- **Task description**: Pick out and copy every line below that has the word "label".

- **Provided material**:
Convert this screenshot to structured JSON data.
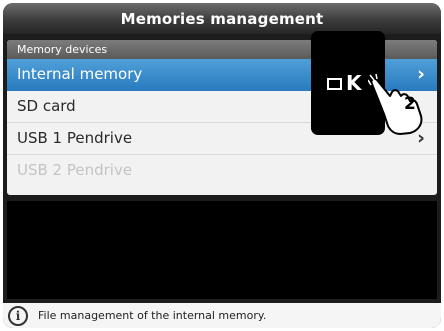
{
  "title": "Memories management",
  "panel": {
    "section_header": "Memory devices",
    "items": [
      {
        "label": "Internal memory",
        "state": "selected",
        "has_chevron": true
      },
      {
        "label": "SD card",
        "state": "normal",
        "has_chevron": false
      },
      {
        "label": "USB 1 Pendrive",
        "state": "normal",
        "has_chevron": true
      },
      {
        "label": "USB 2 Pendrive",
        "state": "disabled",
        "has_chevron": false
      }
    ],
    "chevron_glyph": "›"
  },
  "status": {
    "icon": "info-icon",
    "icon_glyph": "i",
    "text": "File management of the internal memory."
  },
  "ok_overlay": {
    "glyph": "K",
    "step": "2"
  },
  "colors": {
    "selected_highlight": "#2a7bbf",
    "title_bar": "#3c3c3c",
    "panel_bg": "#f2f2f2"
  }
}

- **Task output**:
        "label": "Internal memory",
        "label": "SD card",
        "label": "USB 1 Pendrive",
        "label": "USB 2 Pendrive",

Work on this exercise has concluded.